Miami's airport is shutting down one of its terminals this weekend due to a shortage of TSA screeners because of the government shutdown
- Miami International Airport is shutting down one of its terminals for parts of this weekend due to a shortage of available screeners at Transportation Security Administration (TSA) checkpoints.
- Concourse G will be shut down after 1:00 PM on Saturday, Sunday, and Monday. The terminal and its 15 gates will reopen each morning.
- Concourse G, which serves several airlines including United, will have its flights relocated to either Concourse F or Concourse H.
- TSA screeners have been working unpaid during the government shutdown, leading many to call out or even quit.
Miami International Airport is shutting down one of its terminals for parts of this weekend due to a shortage of available screeners at Transportation Security Administration (TSA) checkpoints.
"As a precautionary measure due to uncertainties created by the lapse in federal government funding, some passengers at Miami International Airport may experience changes to their security checkpoint and departure gate this weekend," the airport announced on its website.This includes the shutdown of Concourse G after 1:00 p.m. on Saturday, Sunday, and Monday.

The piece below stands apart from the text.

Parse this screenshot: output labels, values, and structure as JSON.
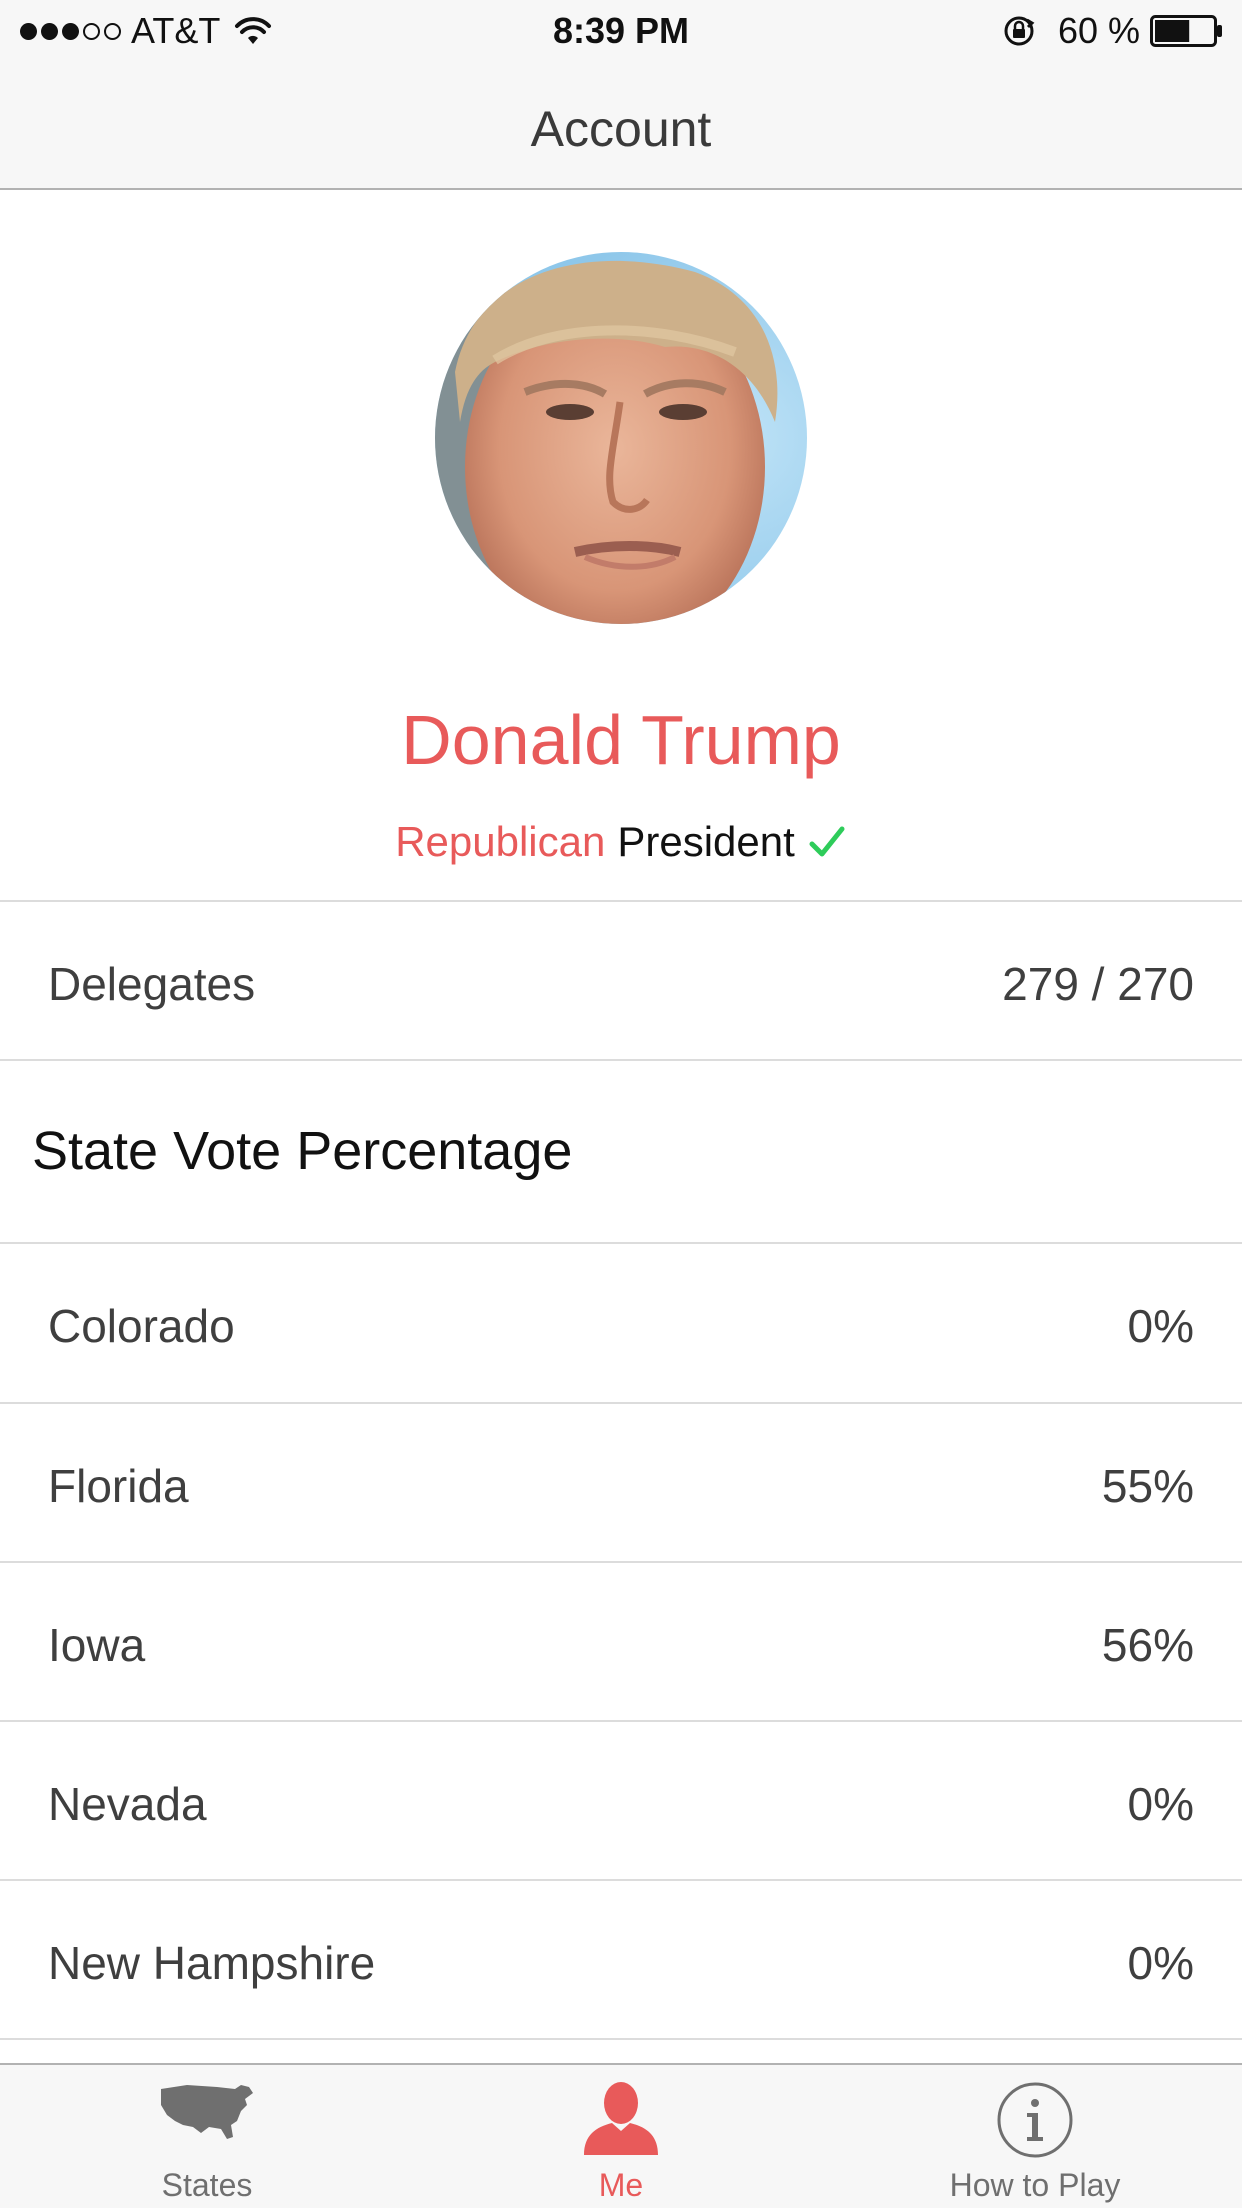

The terminal and its 15 gates will reopen each morning.
Concourse G, which serves several airlines including United, will have its flights relocated to either Concourse F or Concourse H.
Neither United Airlines nor Miami Airport was immediately available for comment.
However, airport spokesperson Greg Chin told the Miami Herald on Thursday, "Federal screeners are calling in sick at double the normal rate for Miami, and TSA managers aren't confident they will have enough workers to operate all 11 checkpoints at normal hours throughout the airport."
In a statement to Business Insider, a TSA spokesperson said, "In an effort to optimize resources without degrading screening and security effectiveness, where it is feasible, TSA is working with key stakeholders and industry partners, and may explore efforts to consolidate officers and operations."The spokesperson added that the TSA experienced a 5.1% unscheduled call-out rate on Thursday, up from 3.3% on the same day in 2018.
According to TSA workers' union president Hydrick Thomas, the workers are calling out due to financial hardship.
"TSA employees aren't calling out intentionally," Thomas told Business Insider last week. "They are calling out because they don't have the funds to make it work."
TSA screeners are among the federal employees who have been working unpaid since the US government shutdown began on December 22. Even though the workers are eligible to receive back pay once the shutdown is over, many live paycheck to paycheck and are suffering financially.
"Every day I'm getting calls from my members about their extreme financial hardships and need for a paycheck," Thomas said in a post on the union's website. "Some of them have already quit and many are considering quitting the federal workforce because of this shutdown."
"The loss of officers, while we're already shorthanded, will create a massive security risk for American travelers since we don't have enough trainees in the pipeline or the ability to process new hires," Thomas continued.
Unions, aviation trade groups, and politicians from both sides of the aisles held a rally in Washington, DC, on Thursdaym urging political leaders to bring the shutdown to an end.
- Read more:
- United, Alaska, and Spirit flight attendants are warning Trump, Pelosi, and McConnell that the government shutdown is doing real damage to the airline industry
- TSA airport screeners have been working without pay during the shutdown and now many don't have money to get to work
- Delta, United, and JetBlue pilots are warning that flying will become more dangerous as the government shutdown continues
- The government shutdown could spur more flight delays making travel a nightmare, air traffic controllers claim